Obamacare is a huge undertaking that has left many Americans confused. Here are some of the most frequently asked questions.
No. You will, however, be subject to a tax penalty if you do not obtain qualifying medical coverage.
Both Medicare and Medicaid programs will be expanded and their income requirements made less restrictive so that millions of low-income people will have access to them.
Under the current plans, children are eligible to remain on their parents’ insurance policies until the age of 26.
Obamacare makes it illegal for any insurance company to deny coverage to anyone because of a preexisting condition.

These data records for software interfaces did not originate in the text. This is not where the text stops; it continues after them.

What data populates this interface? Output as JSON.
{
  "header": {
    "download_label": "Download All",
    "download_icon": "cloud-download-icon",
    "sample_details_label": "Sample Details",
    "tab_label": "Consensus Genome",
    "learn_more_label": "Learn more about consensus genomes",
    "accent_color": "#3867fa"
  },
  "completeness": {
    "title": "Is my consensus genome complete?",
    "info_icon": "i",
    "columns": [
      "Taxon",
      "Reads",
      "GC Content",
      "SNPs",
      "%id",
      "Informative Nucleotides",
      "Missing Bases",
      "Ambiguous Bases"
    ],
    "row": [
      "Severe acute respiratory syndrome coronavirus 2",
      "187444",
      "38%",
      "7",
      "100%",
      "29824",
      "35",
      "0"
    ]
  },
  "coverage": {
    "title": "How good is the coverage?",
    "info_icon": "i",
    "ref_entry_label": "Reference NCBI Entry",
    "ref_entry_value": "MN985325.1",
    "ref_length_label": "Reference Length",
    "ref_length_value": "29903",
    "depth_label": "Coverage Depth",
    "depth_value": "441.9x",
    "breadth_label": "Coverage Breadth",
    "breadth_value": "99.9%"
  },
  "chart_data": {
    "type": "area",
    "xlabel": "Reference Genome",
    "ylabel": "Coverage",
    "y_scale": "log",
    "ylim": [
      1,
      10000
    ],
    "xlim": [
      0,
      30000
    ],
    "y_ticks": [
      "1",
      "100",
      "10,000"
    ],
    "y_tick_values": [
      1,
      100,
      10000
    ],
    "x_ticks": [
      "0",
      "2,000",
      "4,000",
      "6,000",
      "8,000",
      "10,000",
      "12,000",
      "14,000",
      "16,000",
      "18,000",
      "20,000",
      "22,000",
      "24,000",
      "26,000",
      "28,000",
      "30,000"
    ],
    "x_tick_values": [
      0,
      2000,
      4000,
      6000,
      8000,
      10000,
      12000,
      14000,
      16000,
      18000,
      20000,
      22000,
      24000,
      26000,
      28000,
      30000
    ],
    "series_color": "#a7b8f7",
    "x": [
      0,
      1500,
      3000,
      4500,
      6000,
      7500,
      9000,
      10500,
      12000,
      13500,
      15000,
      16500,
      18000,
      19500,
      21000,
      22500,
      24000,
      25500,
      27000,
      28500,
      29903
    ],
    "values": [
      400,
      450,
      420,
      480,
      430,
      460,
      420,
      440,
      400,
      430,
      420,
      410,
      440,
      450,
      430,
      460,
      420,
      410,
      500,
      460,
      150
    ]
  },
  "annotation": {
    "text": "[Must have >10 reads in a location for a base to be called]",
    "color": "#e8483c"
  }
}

The amount you will pay is going to be determined by the quality of the coverage you choose. Shop around with different plans to find one that covers your medical and financial needs.
By some estimates, these measures will lessen the deficit by as much as $1 trillion. By others, it is estimated that the US could fall deeper in debt by as much as $6 trillion.
In order to fund these programs, the US government is going to attempt to reduce spending in unnecessary areas of Medicare and Medicaid to help fund Obamacare. There will also be increases in capital gains taxes and some other point of purchase sales taxes that will help fund the programs.
There will be a 0.9% increase in business taxes (as well as some individual income taxes) in the highest tax brackets to help fund the programs of the Affordable Care Act.
There is currently no evidence that suggests that Medicare premiums will increase because of Obamacare. There already is an occasional raise in the price of Medicare plans, but this is something that has occurred since the beginning of the program and rarely results in raises of more than a few dollars per month.
Absolutely not. Your healthcare is between you and your doctor!